Stephen Moyer shot to fame following his role as Bill Compton in True Blood and, after taking some time away to explore directing and producing, heâ€™s back on our screens as part of one of the biggest franchises around. We spoke to him about The Gifted, Safe House and more...What made you take the role in The Gifted? How was it originally pitched to you?
Late last month, Facebook's collaboration tool, appropriately named Workplace, was revealed to have been adopted by more than 30,000 organisations since its launch in 2016. This is notable for a few reasons, not least of all the rapid rate of growth for the tool – the number is double that of just six months earlier – and has somewhat quieted those who were sceptical that such a consumer-focused social media company could transition effectively to the enterprise space.
Muck Rack makes it simple to find people, tweets, or articles that mention any name, keyword, company, hashtag etc.

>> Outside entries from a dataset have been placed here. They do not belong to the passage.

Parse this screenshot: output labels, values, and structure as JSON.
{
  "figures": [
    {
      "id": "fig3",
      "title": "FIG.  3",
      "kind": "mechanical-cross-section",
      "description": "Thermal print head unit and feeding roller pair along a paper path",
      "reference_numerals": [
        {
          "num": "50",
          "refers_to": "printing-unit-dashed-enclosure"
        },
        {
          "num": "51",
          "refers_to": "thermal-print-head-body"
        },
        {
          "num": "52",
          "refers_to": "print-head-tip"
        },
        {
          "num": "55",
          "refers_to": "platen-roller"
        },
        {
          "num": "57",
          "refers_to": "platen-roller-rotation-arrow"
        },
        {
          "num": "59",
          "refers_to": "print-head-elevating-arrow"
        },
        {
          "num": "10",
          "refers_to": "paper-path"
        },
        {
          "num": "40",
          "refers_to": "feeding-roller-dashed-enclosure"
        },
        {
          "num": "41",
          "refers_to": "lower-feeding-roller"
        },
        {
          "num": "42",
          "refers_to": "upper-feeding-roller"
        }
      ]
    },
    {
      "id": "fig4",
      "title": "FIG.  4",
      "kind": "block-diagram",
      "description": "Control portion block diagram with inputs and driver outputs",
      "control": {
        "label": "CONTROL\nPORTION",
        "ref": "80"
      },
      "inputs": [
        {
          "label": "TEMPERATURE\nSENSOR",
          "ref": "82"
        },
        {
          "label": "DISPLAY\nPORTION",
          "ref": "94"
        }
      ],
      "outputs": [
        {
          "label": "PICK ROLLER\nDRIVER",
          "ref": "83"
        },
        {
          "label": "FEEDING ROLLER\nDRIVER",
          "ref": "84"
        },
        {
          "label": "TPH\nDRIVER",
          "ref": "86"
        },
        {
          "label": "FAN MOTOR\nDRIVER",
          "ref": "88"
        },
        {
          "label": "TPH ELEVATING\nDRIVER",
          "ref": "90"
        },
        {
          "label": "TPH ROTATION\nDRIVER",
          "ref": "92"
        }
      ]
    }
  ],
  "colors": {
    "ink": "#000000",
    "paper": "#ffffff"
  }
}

We've compiled this guide to help you make the most of your search.
Selecting a term
Start searching tweets, articles from media outlets, articles mentioned in tweets, journalists'
names, titles and bios with some suggested searches:
Companies or Topics (e.g. iPhone, Microsoft)
Phrases (e.g. "cloud computing") — use quotes to keep the terms together
Twitter handles (e.g. @username) — returns those who have mentioned or replied to
Names (e.g. "David Pogue")
Hashtags (e.g. #sxsw, #london2012)
Bio details (e.g. vegan, Olympics, father)
Muck Rack's Advanced Search allows for many boolean operators.
Find results that mention multiple specified terms, use AND or
+. For example, ensure each result contains both Elon Musk and Mark Zuckerberg by
searching Musk AND Zuckerberg or Musk + Zuckerberg.
Use the operators OR or , to broaden your search when you'd like either of
multiple terms to appear in results. (This is the default behavior of our search when no operators
are used). For example, results will contain either cake or cookie by searching cake OR cookie or cake,cookie
Use NOT or - to subtract results from your search. For
example, searching Disney will yield results about the Walt Disney Company as well as Walt Disney
World Resort. To exclude mentions of Disney World, search for Disney -World or Disney
When using one of these operators with a phrase, enclose it in quotation marks. For example, you can
find results about smartphones excluding Apple's iPhone 4S by searching smartphone -"iPhone
Exact case matching or punctuation
If you're searching for a brand name or keyword that relies on specific punctuation marks or capitalization, you can
find results that match your exact query by adding matchcase: before the keyword you're searching for, like matchcase:E*TRADE .
Use parentheses to separate multiple
boolean phrases. For example, to find journalists talking about having fun in Disney World or
Disneyland, search for ("disney world" OR disneyland) AND fun.
An asterisk can be used to search for any variation of a root word truncated by the asterisk. For example, searching for admin* will return results for administrator, administration, administer, administered, etc.
A near operator is an AND operator where you can control the distance between the words. You can vary the distance the near operation uses by adding a forward slash and number (between 0-99) such as strawberries NEAR/10 "whipped cream", which means the strawberries must exist within 10 words of "whipped cream".